Swelling of chemical and physical planar brushes of gradient copolymers in a selective solvent

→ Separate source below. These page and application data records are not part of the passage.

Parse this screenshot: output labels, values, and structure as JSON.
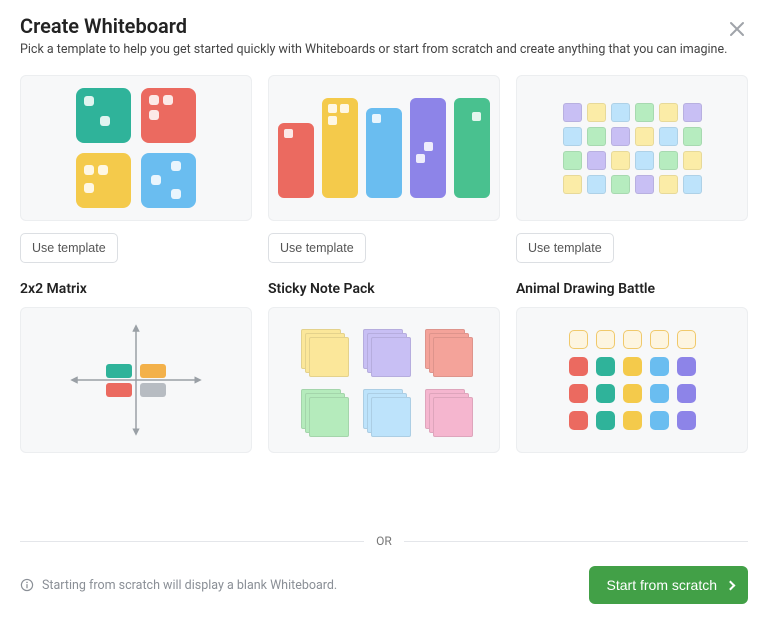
{
  "header": {
    "title": "Create Whiteboard",
    "subtitle": "Pick a template to help you get started quickly with Whiteboards or start from scratch and create anything that you can imagine."
  },
  "templates": {
    "use_template_label": "Use template",
    "items": [
      {
        "title": "2x2 Matrix"
      },
      {
        "title": "Sticky Note Pack"
      },
      {
        "title": "Animal Drawing Battle"
      }
    ]
  },
  "divider": {
    "or": "OR"
  },
  "footer": {
    "scratch_note": "Starting from scratch will display a blank Whiteboard.",
    "scratch_button": "Start from scratch"
  },
  "palette": {
    "teal": "#2fb39a",
    "red": "#eb6a60",
    "yellow": "#f4ca4b",
    "blue": "#6abdf0",
    "purple": "#8d84e8",
    "green": "#5fc77b",
    "lightpurple": "#c8bff4",
    "lightgreen": "#b6ecbf",
    "lightblue": "#bde3fb",
    "lightyellow": "#fbeca7",
    "pink": "#f5a8c5",
    "orange": "#f3b14a",
    "gray": "#b7bcc2"
  }
}
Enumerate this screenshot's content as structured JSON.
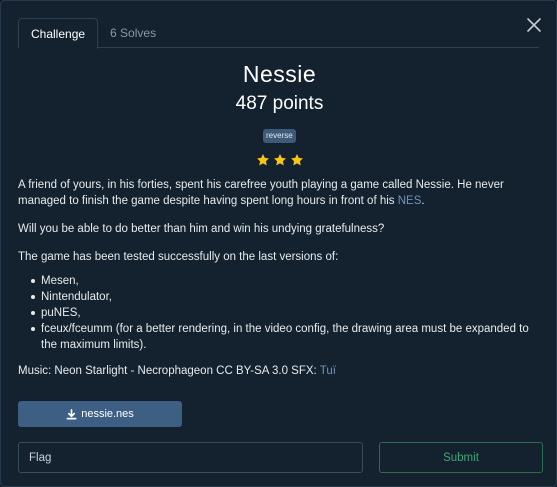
{
  "tabs": [
    {
      "label": "Challenge",
      "active": true
    },
    {
      "label": "6 Solves",
      "active": false
    }
  ],
  "challenge": {
    "name": "Nessie",
    "points": "487 points",
    "tag": "reverse",
    "stars": 3
  },
  "description": {
    "p1_part1": "A friend of yours, in his forties, spent his carefree youth playing a game called Nessie. He never managed to finish the game despite having spent long hours in front of his ",
    "p1_link": "NES",
    "p1_end": ".",
    "p2": "Will you be able to do better than him and win his undying gratefulness?",
    "p3": "The game has been tested successfully on the last versions of:",
    "emulators": [
      "Mesen,",
      "Nintendulator,",
      "puNES,",
      "fceux/fceumm (for a better rendering, in the video config, the drawing area must be expanded to the maximum limits)."
    ],
    "music_text": "Music: Neon Starlight - Necrophageon CC BY-SA 3.0 SFX: ",
    "music_link": "Tuï"
  },
  "download": {
    "label": "nessie.nes"
  },
  "flag": {
    "placeholder": "Flag",
    "value": ""
  },
  "submit": {
    "label": "Submit"
  },
  "colors": {
    "accent": "#3d5f84",
    "success": "#3fa673",
    "star": "#f5c518",
    "link": "#6f93b8"
  }
}
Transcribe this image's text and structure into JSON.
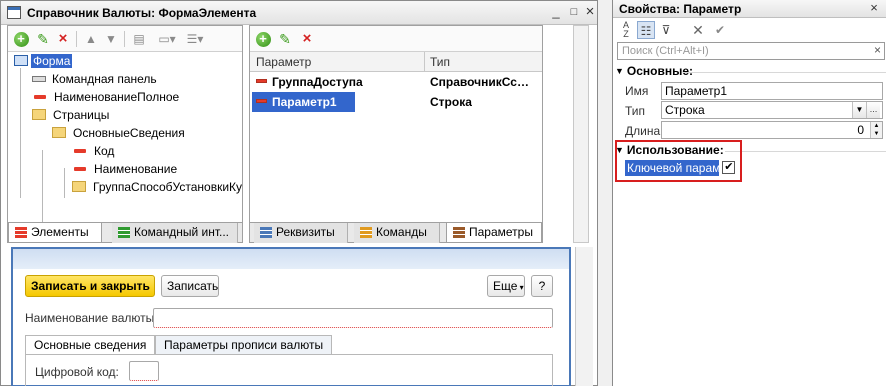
{
  "left_window": {
    "title": "Справочник Валюты: ФормаЭлемента",
    "controls": [
      "_",
      "□",
      "×"
    ],
    "tree": [
      {
        "label": "Форма"
      },
      {
        "label": "Командная панель"
      },
      {
        "label": "НаименованиеПолное"
      },
      {
        "label": "Страницы"
      },
      {
        "label": "ОсновныеСведения"
      },
      {
        "label": "Код"
      },
      {
        "label": "Наименование"
      },
      {
        "label": "ГруппаСпособУстановкиКу"
      }
    ],
    "left_tabs": [
      "Элементы",
      "Командный инт..."
    ],
    "params_header": {
      "col1": "Параметр",
      "col2": "Тип"
    },
    "params": [
      {
        "name": "ГруппаДоступа",
        "type": "СправочникСсылка.Групп..."
      },
      {
        "name": "Параметр1",
        "type": "Строка"
      }
    ],
    "right_tabs": [
      "Реквизиты",
      "Команды",
      "Параметры"
    ]
  },
  "preview": {
    "save_close": "Записать и закрыть",
    "save": "Записать",
    "more": "Еще",
    "help": "?",
    "name_label": "Наименование валюты:",
    "tabs": [
      "Основные сведения",
      "Параметры прописи валюты"
    ],
    "code_label": "Цифровой код:"
  },
  "props_window": {
    "title": "Свойства: Параметр",
    "search_placeholder": "Поиск (Ctrl+Alt+I)",
    "section_main": "Основные:",
    "name_label": "Имя",
    "name_value": "Параметр1",
    "type_label": "Тип",
    "type_value": "Строка",
    "length_label": "Длина",
    "length_value": "0",
    "section_usage": "Использование:",
    "key_param_label": "Ключевой параме",
    "key_param_checked": true
  }
}
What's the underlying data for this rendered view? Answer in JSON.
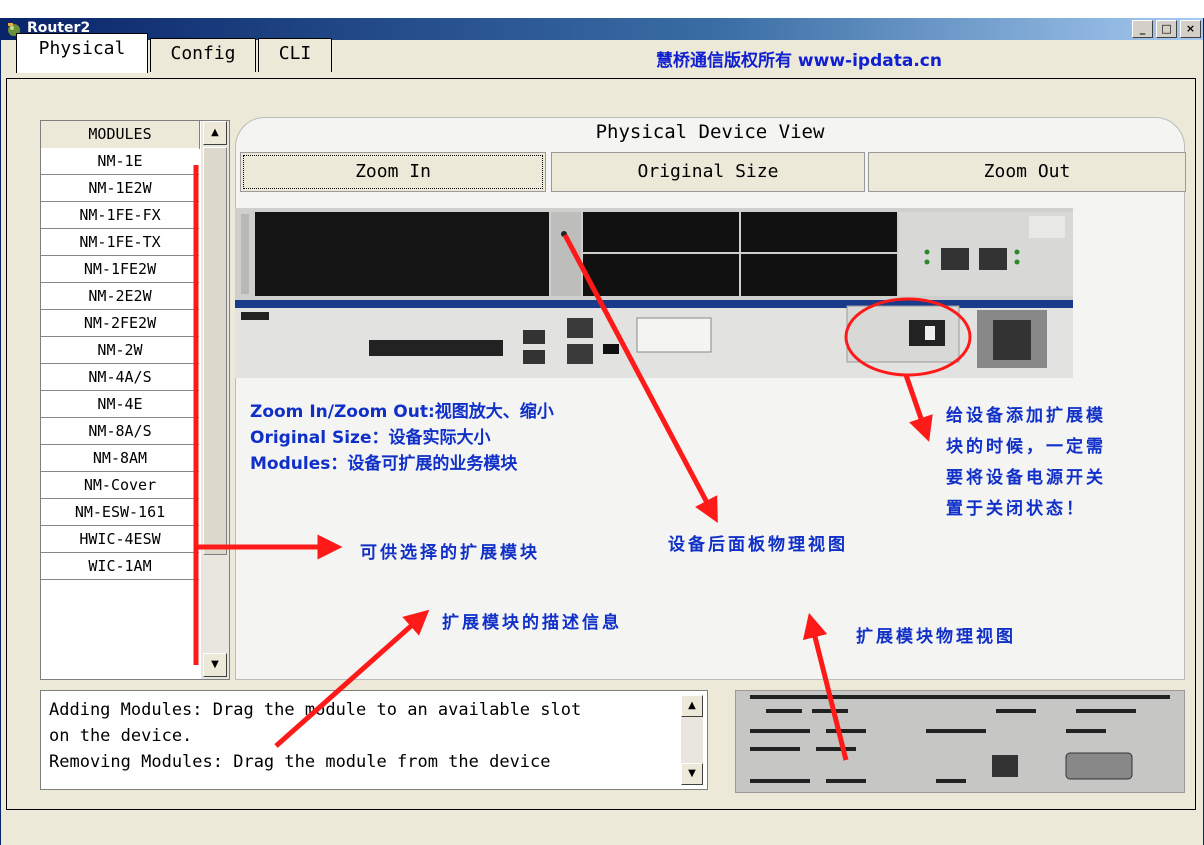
{
  "window": {
    "title": "Router2",
    "minimize": "_",
    "maximize": "□",
    "close": "×"
  },
  "tabs": [
    {
      "label": "Physical"
    },
    {
      "label": "Config"
    },
    {
      "label": "CLI"
    }
  ],
  "copyright": "慧桥通信版权所有 www-ipdata.cn",
  "modules": {
    "header": "MODULES",
    "items": [
      "NM-1E",
      "NM-1E2W",
      "NM-1FE-FX",
      "NM-1FE-TX",
      "NM-1FE2W",
      "NM-2E2W",
      "NM-2FE2W",
      "NM-2W",
      "NM-4A/S",
      "NM-4E",
      "NM-8A/S",
      "NM-8AM",
      "NM-Cover",
      "NM-ESW-161",
      "HWIC-4ESW",
      "WIC-1AM"
    ]
  },
  "device_view": {
    "title": "Physical Device View",
    "zoom_in": "Zoom In",
    "original_size": "Original Size",
    "zoom_out": "Zoom Out"
  },
  "annotations": {
    "zoom_help_1": "Zoom In/Zoom Out:视图放大、缩小",
    "zoom_help_2": "Original  Size：设备实际大小",
    "zoom_help_3": "Modules：设备可扩展的业务模块",
    "power_1": "给设备添加扩展模",
    "power_2": "块的时候，一定需",
    "power_3": "要将设备电源开关",
    "power_4": "置于关闭状态！",
    "selectable": "可供选择的扩展模块",
    "rear_panel": "设备后面板物理视图",
    "module_desc": "扩展模块的描述信息",
    "module_view": "扩展模块物理视图"
  },
  "description": {
    "line1": "Adding Modules: Drag the module to an available slot",
    "line2": "on the device.",
    "line3": "Removing Modules: Drag the module from the device"
  },
  "colors": {
    "annotation_text": "#1030c8",
    "arrow": "#ff1a1a",
    "title_bar": "#0a246a"
  }
}
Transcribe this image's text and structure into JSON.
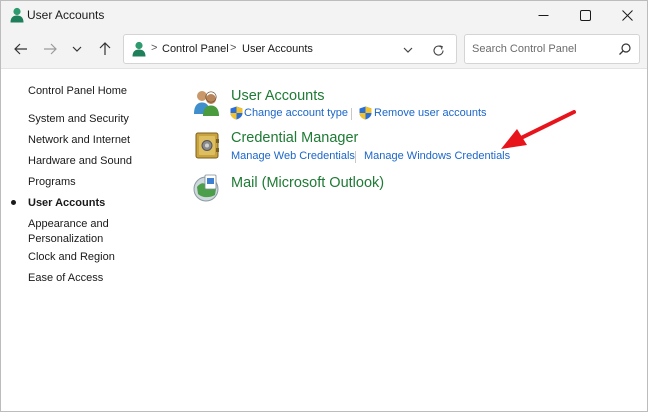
{
  "window": {
    "title": "User Accounts",
    "controls": {
      "minimize": "—",
      "maximize": "☐",
      "close": "✕"
    }
  },
  "nav": {
    "breadcrumb": [
      "Control Panel",
      "User Accounts"
    ],
    "separator": ">",
    "search_placeholder": "Search Control Panel"
  },
  "sidebar": {
    "items": [
      {
        "label": "Control Panel Home",
        "active": false
      },
      {
        "label": "System and Security",
        "active": false
      },
      {
        "label": "Network and Internet",
        "active": false
      },
      {
        "label": "Hardware and Sound",
        "active": false
      },
      {
        "label": "Programs",
        "active": false
      },
      {
        "label": "User Accounts",
        "active": true
      },
      {
        "label": "Appearance and",
        "active": false
      },
      {
        "label": "Personalization",
        "active": false
      },
      {
        "label": "Clock and Region",
        "active": false
      },
      {
        "label": "Ease of Access",
        "active": false
      }
    ]
  },
  "main": {
    "categories": [
      {
        "title": "User Accounts",
        "icon": "users-icon",
        "links": [
          "Change account type",
          "Remove user accounts"
        ]
      },
      {
        "title": "Credential Manager",
        "icon": "vault-icon",
        "links": [
          "Manage Web Credentials",
          "Manage Windows Credentials"
        ]
      },
      {
        "title": "Mail (Microsoft Outlook)",
        "icon": "mail-icon",
        "links": []
      }
    ]
  },
  "colors": {
    "category_title": "#1e7a34",
    "link": "#1b66c9",
    "annotation_arrow": "#e8141b"
  }
}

We propose a mean-field theory of chemical and physical planar brushes of linear gradient copolymers swollen in a selective solvent. The polymer chains are grafted to the substrate by the ends with the excess of insoluble monomer units, and the majority of the soluble units are located near the free ends of the chains. The grafting points are considered to be immobile (chemical brush) and mobile in-plane (physical brush). In the latter case the grafting density is determined from the equilibrium conditions (minimum of the free energy). A common peculiarity of the brushes of both types is that the polymer concentration gradually changes from a relatively high value near the substrate (collapsed region of the brush) to a small value near the free surface (swollen region of the brush). In the case of the chemical brush, a polymer depletion zone can appear in the middle of the brush if incompatibility between insoluble and soluble (A and B) units is high enough. Here the polymer density is even lower than near the free surface of the brush. The grafting density of the physical brush is inversely proportional to the chain length and increases with the decrease of the solvent quality for the insoluble (A) units. The latter can be accompanied by shrinkage of the brush thickness due to broad distribution of the insoluble units through the chain: a minor fraction of insoluble units near the free ends can aggregate with a major fraction of them near the substrate. As a result, the concentration of the soluble (B) units can have a maximum in the middle of the brush rather than near the free surface.